The nonsense begins with the name. The new year will be the Year of Our Lord 2000. We may try to cover that up by replacing Anno Domini with Common Era, but that is dishonest. No Jesus, no millennium. If you don't like it, then come up with a new calendar system--and abolish Christmas while you're at it. Jesus is left out of talk about the millennium because he may embarrass those who are not Christians. One feels sorry for the embarrassment, though the opposition to Jesus comes more from secularists and atheists than from those who are not Christians. It is simply a lie to deny the influence of Jesus on the world.
In the year 284 the Emperor Diocletian decided that he would reform the Roman calendar. He ended the custom of counting years from the founding of the city of Rome (ab urbe condita), and decreed that the year he became emperor would henceforth be known as the year 1. Two centuries later a Scythian monk, one Dionysius Exiguus (Dennis the Insignificant or today perhaps Dinny the Runt), proposed to replace Diocletian's calendar with one that started with the coming of Jesus. In his scheme New Year's Day fell not on January 1, but on March 25, the supposed day of the conception of Jesus. This custom continued for more than a thousand years until Pope Gregory XVI's reform of the calendar in 1582. It's a shame that the Pope changed the day for the new year. Had he left it as it was, secularizers would have had a much more difficult time denying the religious nature of the festival.
We now know that Dinny was off by five years, more or less, in his estimate of the birth of Jesus. So actually the millennium came in 1995 or 1996, and the world survived, much as it always has. Moreover, he began not with the year zero but with the year one. So the new millennium, even according to his calendar, doesn't begin until next year.

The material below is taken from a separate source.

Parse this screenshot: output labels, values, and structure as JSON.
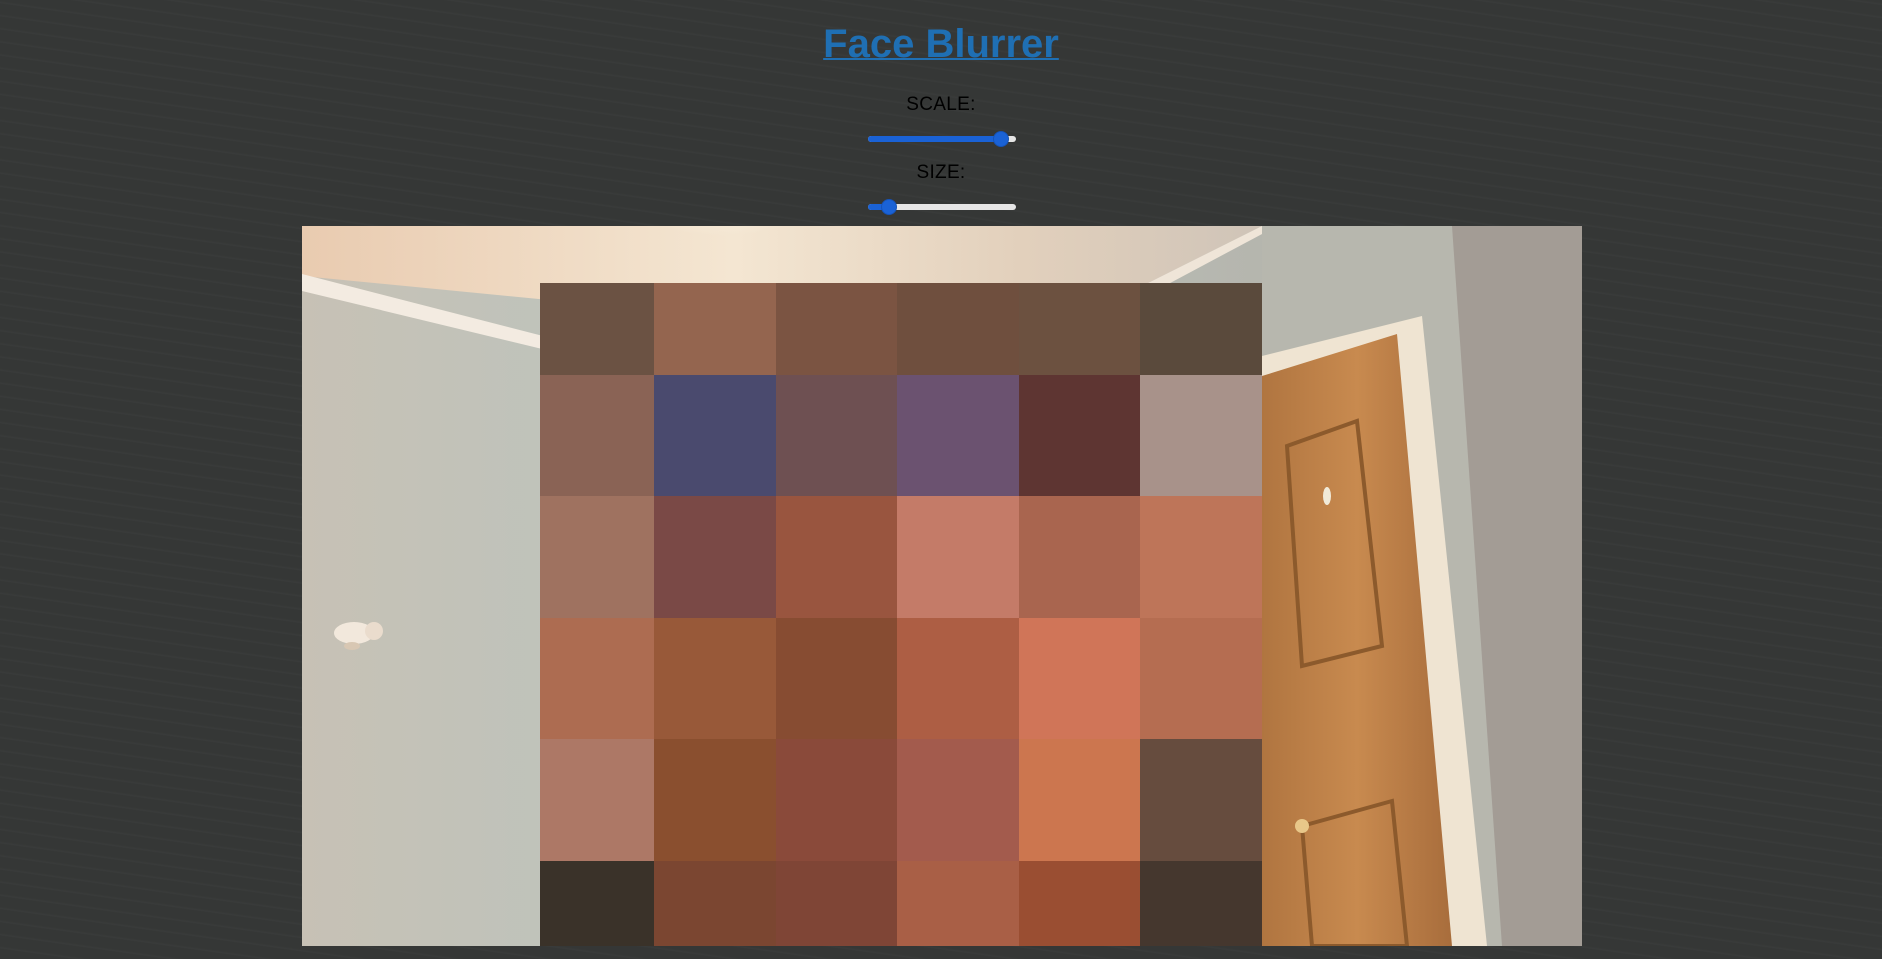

Our blowout this year is a deception inside a mistake inside a lie. Moreover, enough people know that from the Pope on down to dismiss the hyperbole and the hoopla for what it is. Either the day has come and gone or it is still ahead of us.
I'm not all that excited about the Pope's Great Jubilee in Rome either. The Jubilee is supposed to be a time of forgiveness, but the Vatican doesn't seem to be very strong on forgiveness just now. It is unwilling to forgive women for being women, gays for being gay, and married people for enjoying sex. It won't let the Bishops of Britain and Ireland give general absolution to all their people during the Jubilee, which would be a marvelous gesture of forgiveness. Such a gesture just might recall to the world what the coming of Jesus meant--that God is, in the words of St. Therese of the Infant Jesus, nothing but mercy and love.
That reality would indeed be something to celebrate--even by those who insist on the falsehood that this is not the Year of our Lord but the Year of the Common Era. We who are Christians should celebrate the reality of a God who is implacably forgiving every day of our lives and especially on the turning point days like New Year's, whether it is an "00" new year or not.
The Irish Dominican poet Paul Murray summarized the good news when he wrote that the God who gives all the gifts we give, who needs nothing, still needs us, that if one of us should cease to exist He would die of sadness. That, and not the chanting of crazies who expect the world to end, is the essence of the millennial message.
A New Year's celebration that does not emphasize that crucial message is a sham.